The exact claim made herein was considered and rejected in American Cyanamid Co. v. Nopco Chemical Co., 268 F. Supp. 506 (W.D.Va. 1967), aff'd 388 F.2d 818 (4th Cir. 1968), cert. denied 392 U.S. 906, 88 S.Ct. 2057, 20 L.Ed.2d 1364 (1968), wherein the Court initially considered the question of whether there was venue and held in the negative. The Court then stated (at 510):

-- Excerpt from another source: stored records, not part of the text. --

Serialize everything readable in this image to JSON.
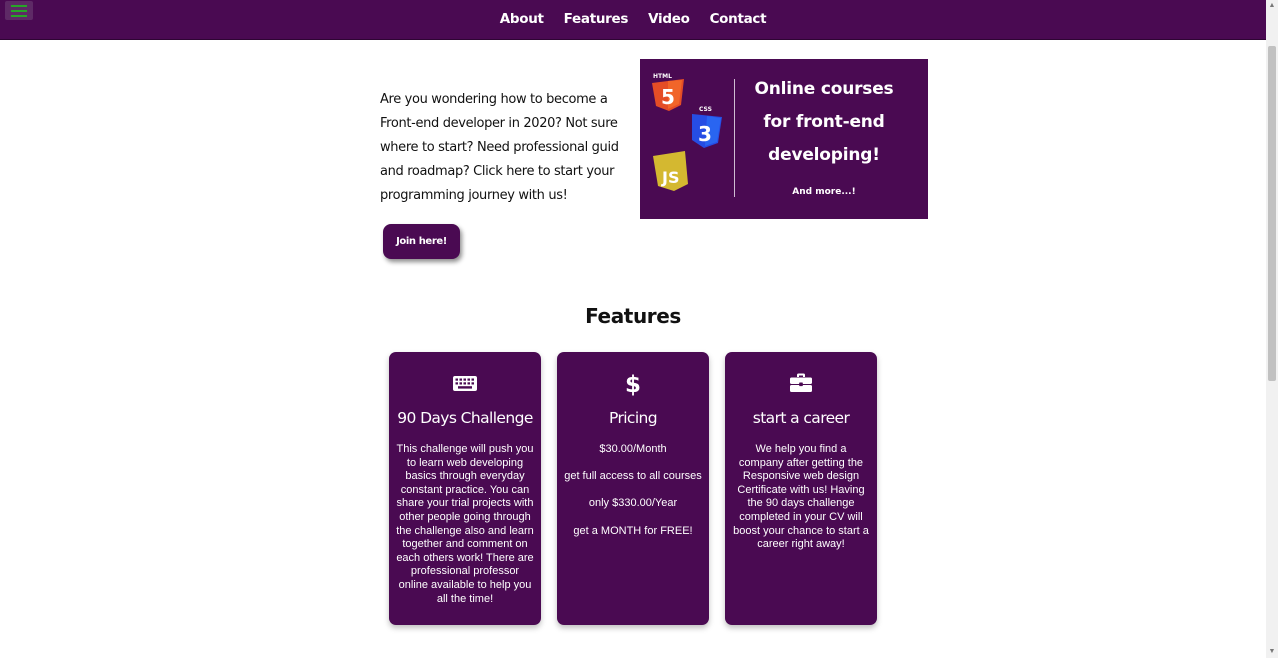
{
  "nav": {
    "menu_icon": "hamburger-menu-icon",
    "links": [
      "About",
      "Features",
      "Video",
      "Contact"
    ]
  },
  "hero": {
    "text": "Are you wondering how to become a Front-end developer in 2020? Not sure where to start? Need professional guid and roadmap? Click here to start your programming journey with us!",
    "button_label": "Join here!"
  },
  "banner": {
    "line1": "Online courses",
    "line2": "for front-end",
    "line3": "developing!",
    "sub": "And more...!",
    "logos": [
      "html5-logo",
      "css3-logo",
      "js-logo"
    ],
    "logo_labels": {
      "html": "HTML",
      "css": "CSS",
      "js": "JS"
    }
  },
  "features": {
    "heading": "Features",
    "cards": [
      {
        "icon": "keyboard-icon",
        "title": "90 Days Challenge",
        "text": "This challenge will push you to learn web developing basics through everyday constant practice. You can share your trial projects with other people going through the challenge also and learn together and comment on each others work! There are professional professor online available to help you all the time!"
      },
      {
        "icon": "dollar-icon",
        "title": "Pricing",
        "lines": [
          "$30.00/Month",
          "get full access to all courses",
          "only $330.00/Year",
          "get a MONTH for FREE!"
        ]
      },
      {
        "icon": "briefcase-icon",
        "title": "start a career",
        "text": "We help you find a company after getting the Responsive web design Certificate with us! Having the 90 days challenge completed in your CV will boost your chance to start a career right away!"
      }
    ]
  },
  "colors": {
    "brand": "#4a0a52",
    "menu_icon": "#28a428",
    "html5": "#e44d26",
    "css3": "#264de4",
    "js": "#d4b830"
  }
}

Plaintiff, in the alternative, has urged that Nopco, by standing behind the accused product with an indemnification agreement to its customer, Quality Feeds, a resident of this district, has waived venue and has consented to suit. Even where a corporate defendant has undertaken the defense of a patent infringement action brought against one of its customers, the strictures of § 1400(b) prevent a waiver of venue. . . . Consequently, I, must reject the contention that Nopco has waived its objections to venue by agreeing to hold Quality Feeds harmless.See generally, Metalock Repair Service, Inc. v. Harman, 288 F.2d 308 (6th Cir. 1961); Kessinger v. State of Oklahoma, 239 F. Supp. 639 (E.D. Okla. 1965).
It is apparent from the above that Ward has not waived venue and accordingly the motion to dismiss this action as to Ward for lack of venue is hereby granted.
The remaining motion is that of Radio Shack to strike certain allegations of the complaint relating to Ward. In view of the decision to dismiss this case against Ward, it will be necessary to eliminate references to Ward, thus the motion to strike is granted.
It is so ordered.